Playing The Victim
When I was 90% certain I could no longer ignore my health and well-being because of it’s negative impact on my career, relationships and happiness, that remaining 10% really tried to pull me back into the cozy warmth of comfort.
It didn’t matter that I had a terrible relationship with food and my body; that I was lacking energy and focus; ; that I had no confidence; or that I was skipping sleep.. It still felt way more comfortable to stay stuck in being “fine” rather than to do anything about it.
I was afraid.
Afraid of what I would learn about myself (that I had been ignoring for years), and afraid to fully show up and be emotionally vulnerable. I feared the hard work, the potential judgement, and what would be on the other side. Perhaps failure? Success?
And so I gave in to the excuses that all those fears hide behind, and instead of getting self-aware I just moved through life on auto-pilot and let my primitive brain control me.
Sound at all familiar?

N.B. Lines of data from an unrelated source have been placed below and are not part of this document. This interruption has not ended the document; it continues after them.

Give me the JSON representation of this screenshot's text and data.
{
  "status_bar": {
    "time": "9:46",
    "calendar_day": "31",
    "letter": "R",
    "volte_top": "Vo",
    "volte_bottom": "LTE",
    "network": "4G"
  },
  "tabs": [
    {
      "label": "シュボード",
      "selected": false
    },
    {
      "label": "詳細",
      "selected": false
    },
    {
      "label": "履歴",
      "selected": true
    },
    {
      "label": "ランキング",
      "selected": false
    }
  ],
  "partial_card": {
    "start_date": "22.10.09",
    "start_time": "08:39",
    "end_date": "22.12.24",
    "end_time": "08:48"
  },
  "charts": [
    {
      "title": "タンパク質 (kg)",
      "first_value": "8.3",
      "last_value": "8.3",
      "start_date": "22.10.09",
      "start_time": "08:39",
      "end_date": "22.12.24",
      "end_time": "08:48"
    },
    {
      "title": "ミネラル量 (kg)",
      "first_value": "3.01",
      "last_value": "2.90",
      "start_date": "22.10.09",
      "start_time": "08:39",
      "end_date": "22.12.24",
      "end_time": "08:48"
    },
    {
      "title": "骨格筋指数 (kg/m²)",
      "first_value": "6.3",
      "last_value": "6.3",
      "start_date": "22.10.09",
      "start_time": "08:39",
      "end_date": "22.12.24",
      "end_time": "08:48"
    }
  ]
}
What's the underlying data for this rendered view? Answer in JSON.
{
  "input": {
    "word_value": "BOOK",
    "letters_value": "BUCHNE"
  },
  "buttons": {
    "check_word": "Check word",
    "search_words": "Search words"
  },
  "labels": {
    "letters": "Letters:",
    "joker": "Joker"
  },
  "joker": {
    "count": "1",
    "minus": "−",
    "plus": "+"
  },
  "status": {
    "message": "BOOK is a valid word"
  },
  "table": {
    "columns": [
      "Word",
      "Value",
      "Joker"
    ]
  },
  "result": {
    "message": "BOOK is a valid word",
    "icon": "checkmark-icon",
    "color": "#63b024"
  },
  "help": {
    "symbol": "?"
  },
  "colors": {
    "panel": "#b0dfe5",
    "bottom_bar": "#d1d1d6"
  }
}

There are many ways fear (and perfectionism) show up when the brain starts to feel uncomfortable and vulnerable: the ones I see most often are distraction, victim mentality and perceived obligations. Today I want to focus on victim mentality!
Are you getting uncomfortable yet? While we don’t want to admit we’ve played the victim - everyone does.
And the question I want you to ask yourself after reading this is : What is the false payoff I get from playing the victim?
This shows up when you hear yourself say things like, “I can’t” or “I would but...”
Back when I was resisting doing the work to change my habits and mindset so I could actually perform better in my career, I actually used my career as the excuse. (Which is pretty damn common.)
I was such a victim.
Within the organization I worked for, I had two big roles and I had a side hustle. I totally played the victim to the circumstance. I’d hear myself say things like…
I can’t take care of myself when I have to work long hours…
I can’t take time off for self-care or a vacation because things will fall apart if I’m not here…
I need to be accessible in case someone needs me…
Bleh. Thinking back to that now, the false reward I got from that was...I felt important.
My value was so wrapped up in achievement and being needed, that continuing to feed that behavior and play the overworked, driven career woman provided me that reward. I got attention, people felt bad for me, and it gave me an excuse to not do the work I needed to do on myself.
The truth is, I could have done something about it but I didn’t.. When I finally woke up, I learned that actually prioritizing myself and doing the things that scared me would have delivered a much greater reward.
These days I can find myself playing the victim as a single mom. I don’t do it often, but when I do I cringe and quickly correct the thought process. The false payoff for me? I’d say that by playing the “single mom” card, I can validate my failure to stick to healthy habits or dare I say - not wash my hair for a few days? It validates my inability to show up my best and of course, like any victim role I get attention.
There’s no power in playing the victim and it certainly doesn’t get us to that next level we are meant to reach. There is ALWAYS a way and we have the power to make that choice by changing the narrative.
You might think about your own circumstances and be able to pinpoint what your default is when it comes to playing the victim card. Maybe you claim you’re “too old” or you have to take care of an ailing parent, or your boss is demanding, or you have 5 kids, or...
You get the point.
This behavior comes up when we feel the fear of doing the work to change. Whether it’s to improve your health and well-being, start or finish a big project, go after a big fitness goal, or dive into the dating scene this will come up!
So, once you’ve determined what the stories you tell yourself are, take the time to identify why you cling to it. What’s the false payoff to using that as part of your identity?
Get honest with yourself around this one. You aren’t meant to just survive, to stay stagnant, to settle for what you’ve got. You’re meant to grow and thrive and feel your best - to reach your fullest potential so you can inspire and help others in your path.
Staying unhealthy, not implementing the habits or not taking the time for yourself is totally rooted in fear.
It’s normal to feel afraid of an interpretation (in your own mind) of the possible outcomes and the feelings you might experience.
But remember this: you create your own reality.
Push past the resistance and acknowledge that those false rewards you get from playing the victim are not as good as the reward of making positive change in your life. Start by creating a new narrative in your head that puts you back in the drivers seat of your life.